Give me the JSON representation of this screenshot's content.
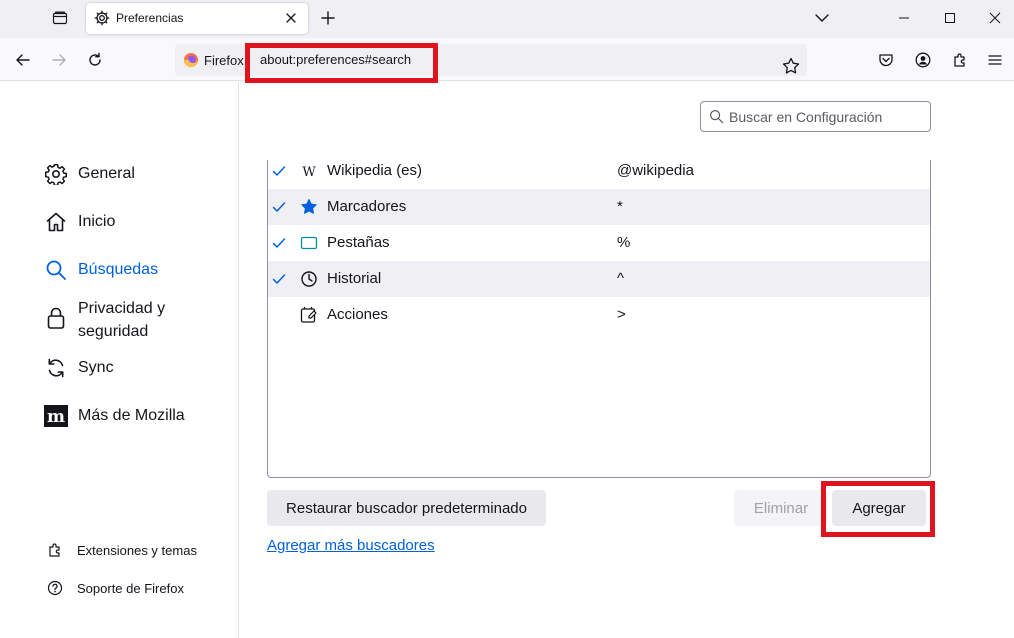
{
  "browser": {
    "tab_title": "Preferencias",
    "identity_label": "Firefox",
    "url": "about:preferences#search",
    "highlight_color": "#e0141e",
    "accent_color": "#0061e0"
  },
  "search": {
    "placeholder": "Buscar en Configuración"
  },
  "sidebar": {
    "items": [
      {
        "label": "General",
        "icon": "gear-icon"
      },
      {
        "label": "Inicio",
        "icon": "home-icon"
      },
      {
        "label": "Búsquedas",
        "icon": "search-icon",
        "active": true
      },
      {
        "label": "Privacidad y seguridad",
        "icon": "lock-icon"
      },
      {
        "label": "Sync",
        "icon": "sync-icon"
      },
      {
        "label": "Más de Mozilla",
        "icon": "mozilla-icon"
      }
    ],
    "footer": [
      {
        "label": "Extensiones y temas",
        "icon": "puzzle-icon"
      },
      {
        "label": "Soporte de Firefox",
        "icon": "help-icon"
      }
    ]
  },
  "engines": [
    {
      "name": "Wikipedia (es)",
      "keyword": "@wikipedia",
      "checked": true,
      "icon": "wikipedia-icon"
    },
    {
      "name": "Marcadores",
      "keyword": "*",
      "checked": true,
      "icon": "star-icon"
    },
    {
      "name": "Pestañas",
      "keyword": "%",
      "checked": true,
      "icon": "tab-icon"
    },
    {
      "name": "Historial",
      "keyword": "^",
      "checked": true,
      "icon": "clock-icon"
    },
    {
      "name": "Acciones",
      "keyword": ">",
      "checked": false,
      "icon": "actions-icon"
    }
  ],
  "buttons": {
    "restore_label": "Restaurar buscador predeterminado",
    "remove_label": "Eliminar",
    "add_label": "Agregar"
  },
  "links": {
    "more_engines": "Agregar más buscadores"
  }
}
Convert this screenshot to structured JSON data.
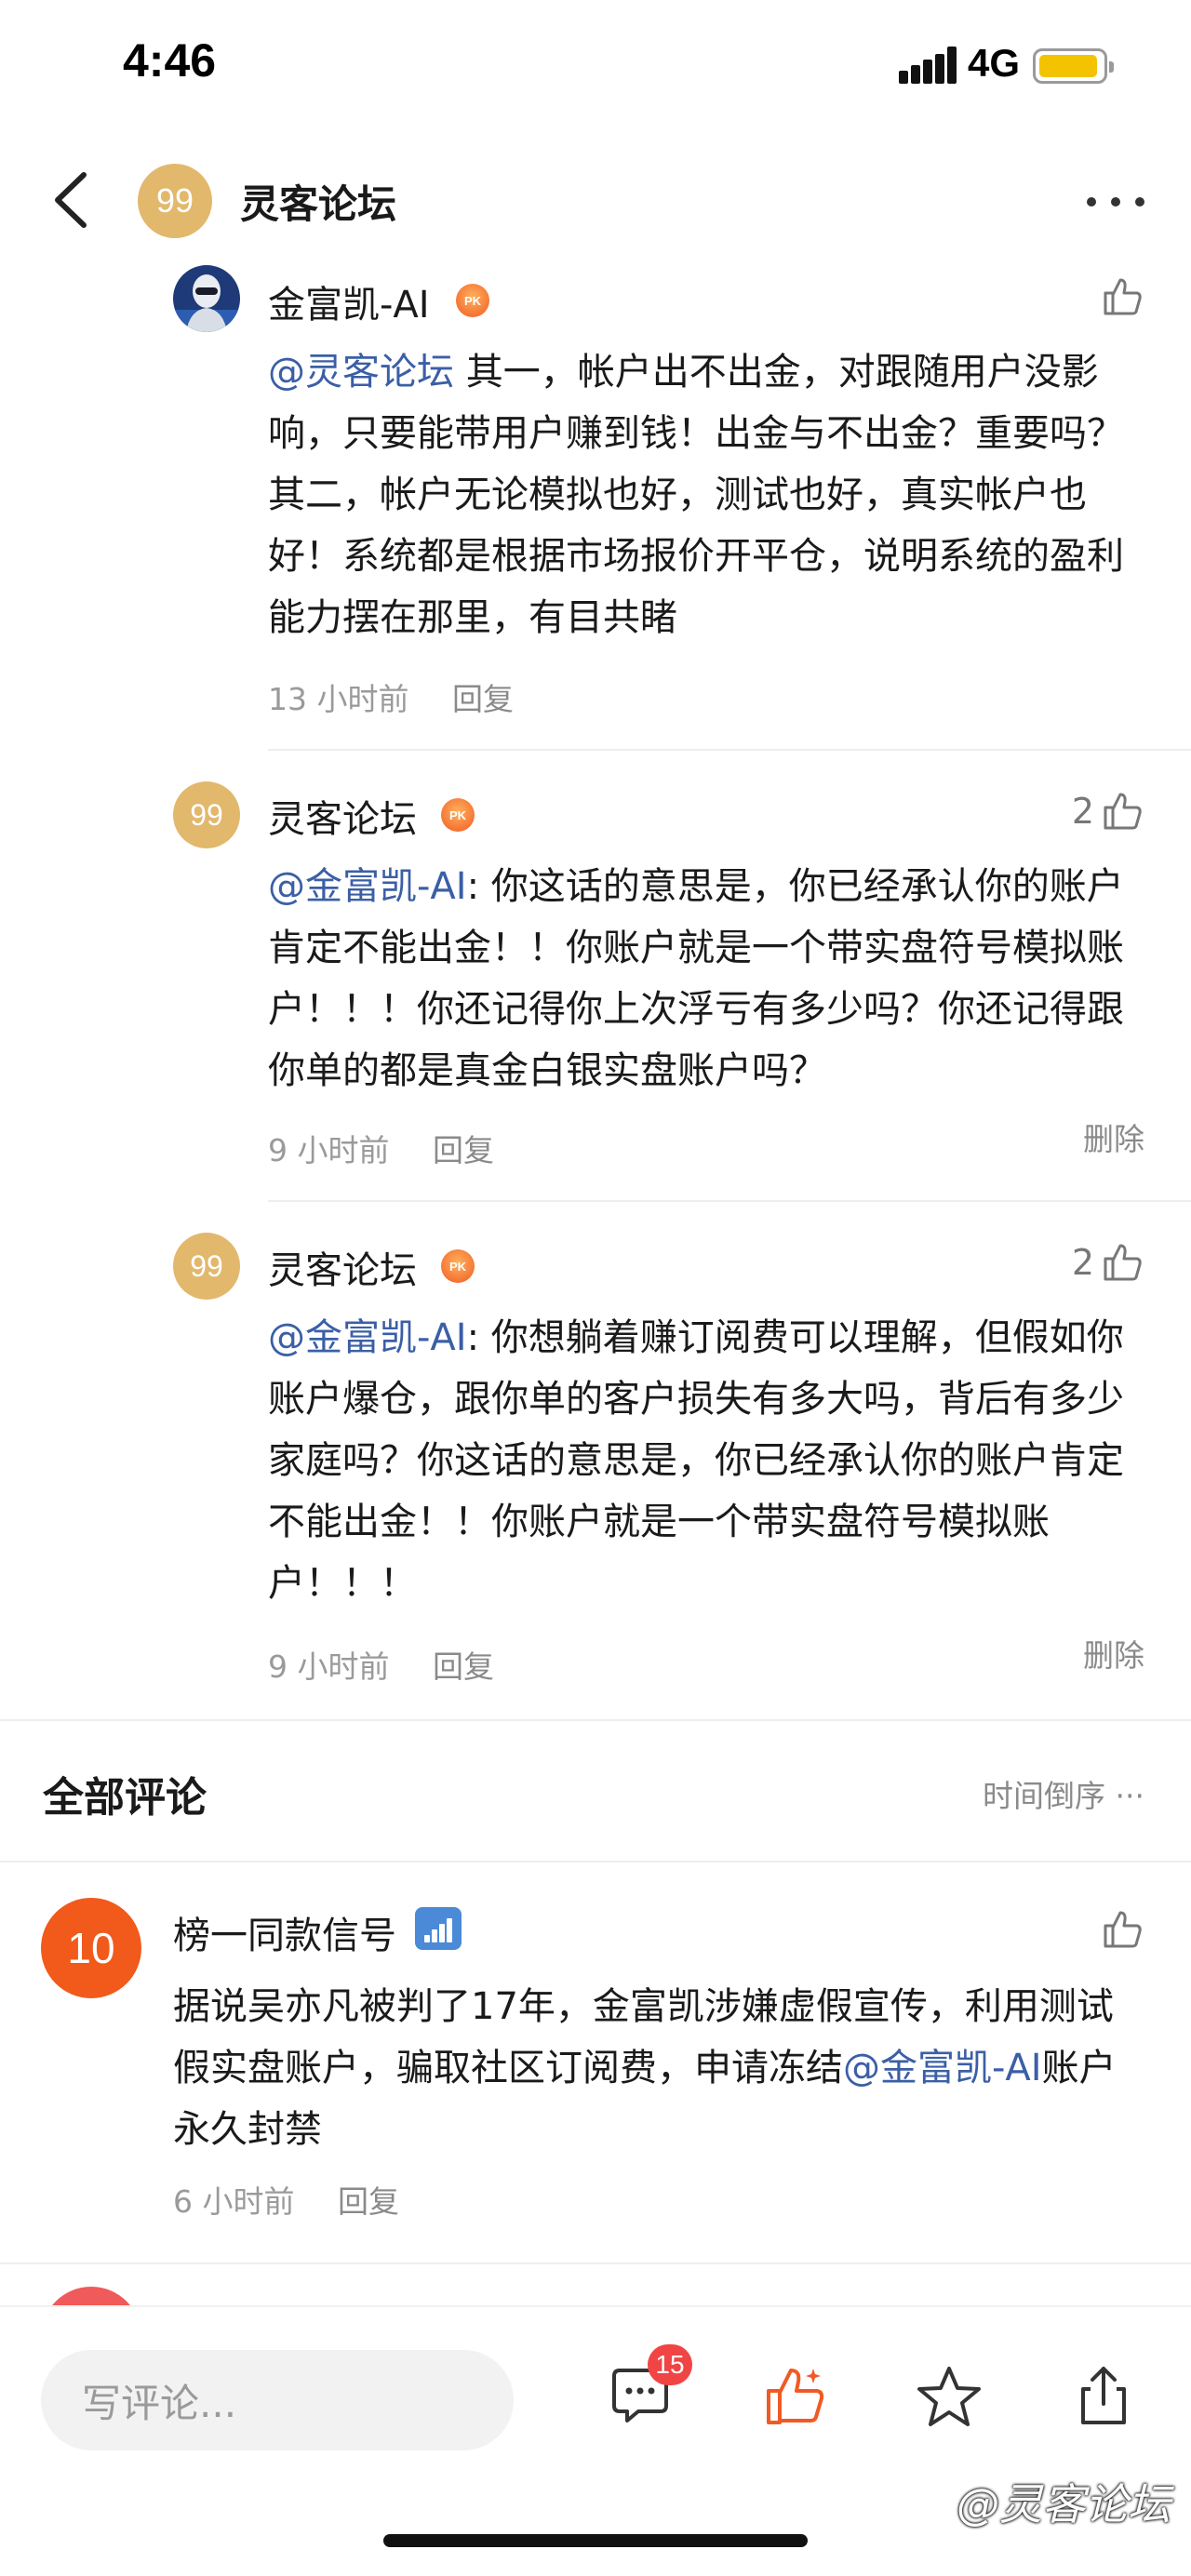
{
  "status_bar": {
    "time": "4:46",
    "network": "4G"
  },
  "header": {
    "avatar_text": "99",
    "title": "灵客论坛"
  },
  "replies": [
    {
      "avatar": "robot-avatar",
      "name": "金富凯-AI",
      "like_count": "",
      "mention": "@灵客论坛",
      "text": " 其一，帐户出不出金，对跟随用户没影响，只要能带用户赚到钱！出金与不出金？重要吗？ 其二，帐户无论模拟也好，测试也好，真实帐户也好！系统都是根据市场报价开平仓，说明系统的盈利能力摆在那里，有目共睹",
      "time": "13 小时前",
      "reply_label": "回复"
    },
    {
      "avatar_text": "99",
      "name": "灵客论坛",
      "like_count": "2",
      "mention": "@金富凯-AI",
      "text": ": 你这话的意思是，你已经承认你的账户肯定不能出金！！你账户就是一个带实盘符号模拟账户！！！你还记得你上次浮亏有多少吗？你还记得跟你单的都是真金白银实盘账户吗？",
      "time": "9 小时前",
      "reply_label": "回复",
      "delete_label": "删除"
    },
    {
      "avatar_text": "99",
      "name": "灵客论坛",
      "like_count": "2",
      "mention": "@金富凯-AI",
      "text": ": 你想躺着赚订阅费可以理解，但假如你账户爆仓，跟你单的客户损失有多大吗，背后有多少家庭吗？你这话的意思是，你已经承认你的账户肯定不能出金！！你账户就是一个带实盘符号模拟账户！！！",
      "time": "9 小时前",
      "reply_label": "回复",
      "delete_label": "删除"
    }
  ],
  "all_comments": {
    "title": "全部评论",
    "sort_label": "时间倒序 ···"
  },
  "main_comment": {
    "avatar_text": "10",
    "name": "榜一同款信号",
    "text_before": "据说吴亦凡被判了17年，金富凯涉嫌虚假宣传，利用测试假实盘账户，骗取社区订阅费，申请冻结",
    "mention": "@金富凯-AI",
    "text_after": "账户 永久封禁",
    "time": "6 小时前",
    "reply_label": "回复"
  },
  "bottom_bar": {
    "input_placeholder": "写评论...",
    "comment_count": "15",
    "watermark": "@灵客论坛"
  },
  "colors": {
    "accent_orange": "#f15a24",
    "mention_blue": "#3b5fa6",
    "avatar_gold": "#e2b86d",
    "badge_red": "#f14444"
  }
}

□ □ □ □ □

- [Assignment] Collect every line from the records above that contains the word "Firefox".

- [Exercise result]
    "identity_label": "Firefox",
        "label": "Soporte de Firefox",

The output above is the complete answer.